TASK TO CARRY OUT>
Where a line of the records holds the string "комплексная", copy that line.

SOURCE MATERIAL>
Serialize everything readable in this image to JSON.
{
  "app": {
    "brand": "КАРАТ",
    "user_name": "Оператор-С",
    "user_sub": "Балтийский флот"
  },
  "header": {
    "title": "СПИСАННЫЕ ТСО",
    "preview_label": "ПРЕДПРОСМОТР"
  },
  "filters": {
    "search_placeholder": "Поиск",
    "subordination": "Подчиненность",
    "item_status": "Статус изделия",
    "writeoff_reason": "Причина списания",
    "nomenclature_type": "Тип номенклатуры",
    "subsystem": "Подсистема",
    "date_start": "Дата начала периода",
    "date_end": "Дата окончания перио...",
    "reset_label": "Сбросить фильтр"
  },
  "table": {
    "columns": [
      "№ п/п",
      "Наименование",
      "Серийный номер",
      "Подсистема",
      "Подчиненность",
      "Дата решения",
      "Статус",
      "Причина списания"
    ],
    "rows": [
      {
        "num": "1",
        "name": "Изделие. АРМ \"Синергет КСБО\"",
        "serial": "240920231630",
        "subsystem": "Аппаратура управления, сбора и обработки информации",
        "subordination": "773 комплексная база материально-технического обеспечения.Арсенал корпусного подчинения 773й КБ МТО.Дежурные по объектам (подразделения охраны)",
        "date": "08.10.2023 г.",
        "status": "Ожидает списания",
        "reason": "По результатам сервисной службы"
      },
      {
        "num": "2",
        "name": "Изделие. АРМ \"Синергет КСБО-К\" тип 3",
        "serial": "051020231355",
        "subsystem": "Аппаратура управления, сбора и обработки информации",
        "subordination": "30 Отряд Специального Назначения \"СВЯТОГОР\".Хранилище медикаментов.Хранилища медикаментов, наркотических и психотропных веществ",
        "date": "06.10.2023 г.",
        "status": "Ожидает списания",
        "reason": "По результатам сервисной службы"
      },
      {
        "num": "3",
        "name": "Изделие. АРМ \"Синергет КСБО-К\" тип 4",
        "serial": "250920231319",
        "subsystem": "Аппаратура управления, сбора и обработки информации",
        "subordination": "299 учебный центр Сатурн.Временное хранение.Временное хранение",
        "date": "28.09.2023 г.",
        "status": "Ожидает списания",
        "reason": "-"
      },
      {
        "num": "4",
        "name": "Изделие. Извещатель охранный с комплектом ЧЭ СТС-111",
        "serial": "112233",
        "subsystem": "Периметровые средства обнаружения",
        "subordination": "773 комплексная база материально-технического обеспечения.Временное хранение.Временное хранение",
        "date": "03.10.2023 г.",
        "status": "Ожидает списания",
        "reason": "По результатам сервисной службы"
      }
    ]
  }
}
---
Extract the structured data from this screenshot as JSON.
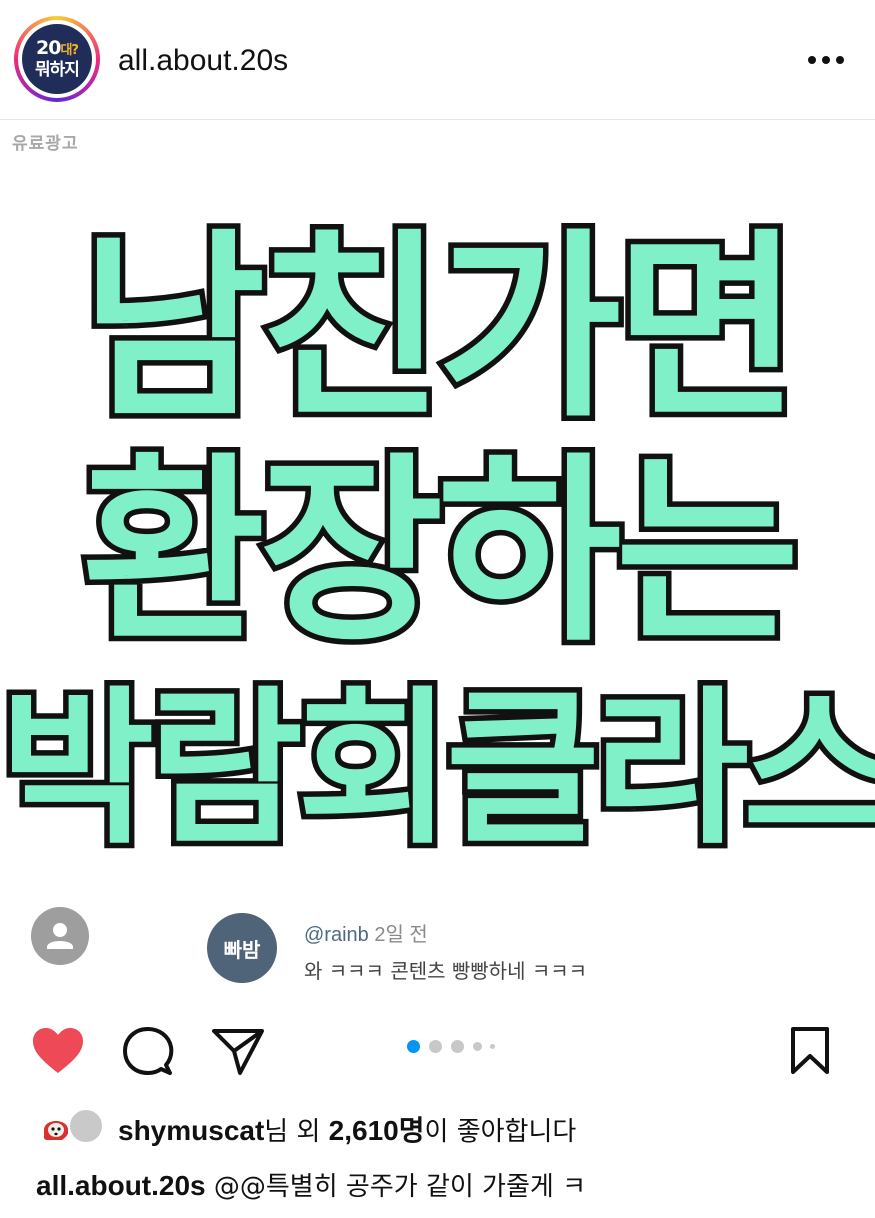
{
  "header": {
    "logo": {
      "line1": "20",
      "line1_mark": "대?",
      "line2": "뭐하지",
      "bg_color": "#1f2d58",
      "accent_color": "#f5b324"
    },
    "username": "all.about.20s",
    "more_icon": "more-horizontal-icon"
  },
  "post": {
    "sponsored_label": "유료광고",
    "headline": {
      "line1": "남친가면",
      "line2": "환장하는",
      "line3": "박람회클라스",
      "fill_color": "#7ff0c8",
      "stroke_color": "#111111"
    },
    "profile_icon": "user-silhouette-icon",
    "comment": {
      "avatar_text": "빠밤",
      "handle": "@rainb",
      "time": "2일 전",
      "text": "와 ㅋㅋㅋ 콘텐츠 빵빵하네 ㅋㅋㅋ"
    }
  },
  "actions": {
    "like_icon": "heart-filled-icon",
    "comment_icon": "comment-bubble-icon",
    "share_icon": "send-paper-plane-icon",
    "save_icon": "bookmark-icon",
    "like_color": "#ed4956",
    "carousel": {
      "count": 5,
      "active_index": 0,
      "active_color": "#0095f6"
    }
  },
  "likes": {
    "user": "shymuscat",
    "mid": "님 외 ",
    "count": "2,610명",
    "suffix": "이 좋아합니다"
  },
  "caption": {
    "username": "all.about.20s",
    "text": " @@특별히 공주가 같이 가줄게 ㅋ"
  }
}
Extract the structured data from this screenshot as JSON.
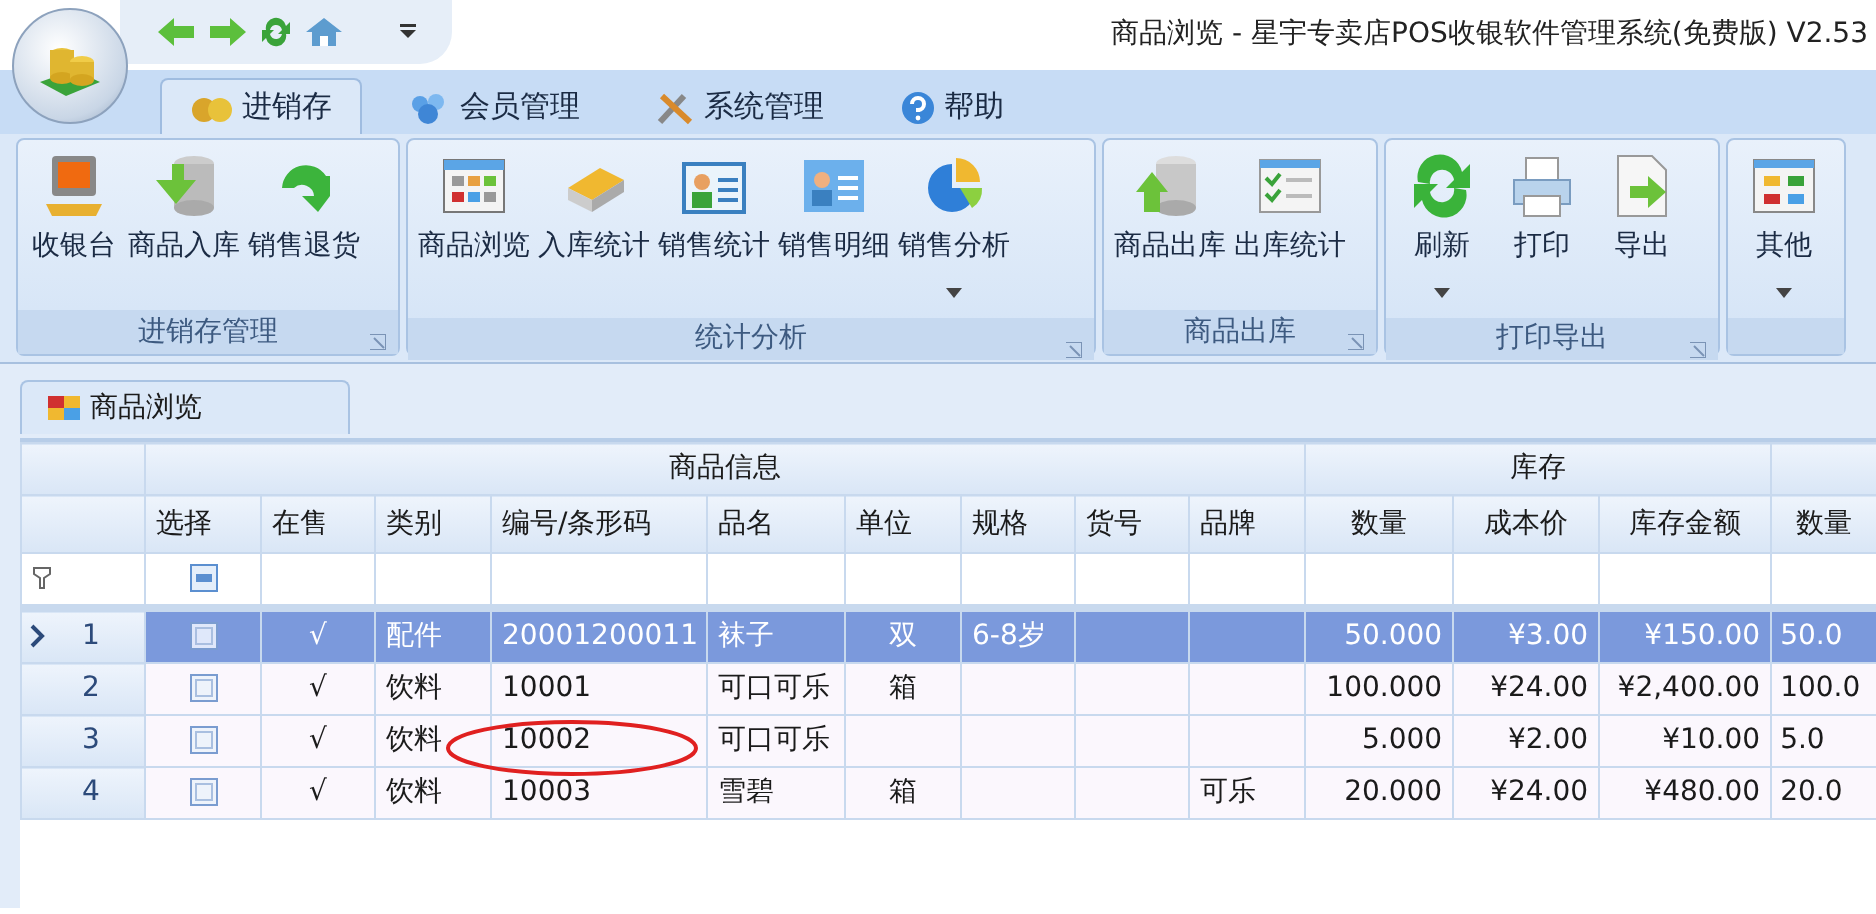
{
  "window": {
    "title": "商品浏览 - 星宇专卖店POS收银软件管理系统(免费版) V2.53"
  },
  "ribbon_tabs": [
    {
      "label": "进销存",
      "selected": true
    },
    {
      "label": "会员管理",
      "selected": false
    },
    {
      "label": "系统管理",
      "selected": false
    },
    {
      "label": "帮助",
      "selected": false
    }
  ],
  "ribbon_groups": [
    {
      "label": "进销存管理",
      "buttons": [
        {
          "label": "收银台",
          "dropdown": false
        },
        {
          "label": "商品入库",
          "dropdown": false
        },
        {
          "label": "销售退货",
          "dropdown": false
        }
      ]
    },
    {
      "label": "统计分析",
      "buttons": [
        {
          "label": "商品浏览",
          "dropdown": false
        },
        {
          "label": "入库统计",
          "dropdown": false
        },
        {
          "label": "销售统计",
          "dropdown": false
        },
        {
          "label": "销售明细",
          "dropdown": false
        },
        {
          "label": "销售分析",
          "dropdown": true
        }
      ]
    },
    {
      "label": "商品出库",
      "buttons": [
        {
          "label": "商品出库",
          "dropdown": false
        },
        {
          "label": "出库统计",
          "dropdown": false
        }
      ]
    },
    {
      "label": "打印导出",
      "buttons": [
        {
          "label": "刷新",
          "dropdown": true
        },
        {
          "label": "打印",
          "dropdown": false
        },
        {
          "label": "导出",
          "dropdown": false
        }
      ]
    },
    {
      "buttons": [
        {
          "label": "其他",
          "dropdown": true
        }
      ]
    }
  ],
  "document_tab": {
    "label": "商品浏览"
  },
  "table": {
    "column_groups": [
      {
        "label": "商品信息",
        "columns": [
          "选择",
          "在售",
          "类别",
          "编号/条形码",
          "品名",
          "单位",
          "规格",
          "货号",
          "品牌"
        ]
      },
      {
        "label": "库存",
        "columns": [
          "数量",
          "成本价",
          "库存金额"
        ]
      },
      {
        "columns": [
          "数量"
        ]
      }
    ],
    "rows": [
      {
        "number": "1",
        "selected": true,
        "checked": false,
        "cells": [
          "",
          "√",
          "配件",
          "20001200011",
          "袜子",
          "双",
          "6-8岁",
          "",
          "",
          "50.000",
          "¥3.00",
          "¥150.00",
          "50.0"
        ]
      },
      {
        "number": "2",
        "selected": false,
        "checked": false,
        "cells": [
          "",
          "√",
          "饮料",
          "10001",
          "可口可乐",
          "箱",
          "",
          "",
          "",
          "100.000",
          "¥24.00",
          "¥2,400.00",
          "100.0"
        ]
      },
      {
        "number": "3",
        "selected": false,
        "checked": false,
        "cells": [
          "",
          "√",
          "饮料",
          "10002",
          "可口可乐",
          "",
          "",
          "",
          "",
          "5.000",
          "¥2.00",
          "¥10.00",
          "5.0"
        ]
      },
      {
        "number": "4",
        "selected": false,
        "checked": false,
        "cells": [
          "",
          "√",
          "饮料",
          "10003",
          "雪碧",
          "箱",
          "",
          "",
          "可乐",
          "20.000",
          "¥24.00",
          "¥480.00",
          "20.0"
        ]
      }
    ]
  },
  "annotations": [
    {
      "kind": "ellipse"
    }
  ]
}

ANSWER>
        "subordination": "773 комплексная база материально-технического обеспечения.Арсенал корпусного подчинения 773й КБ МТО.Дежурные по объектам (подразделения охраны)",
        "subordination": "773 комплексная база материально-технического обеспечения.Временное хранение.Временное хранение",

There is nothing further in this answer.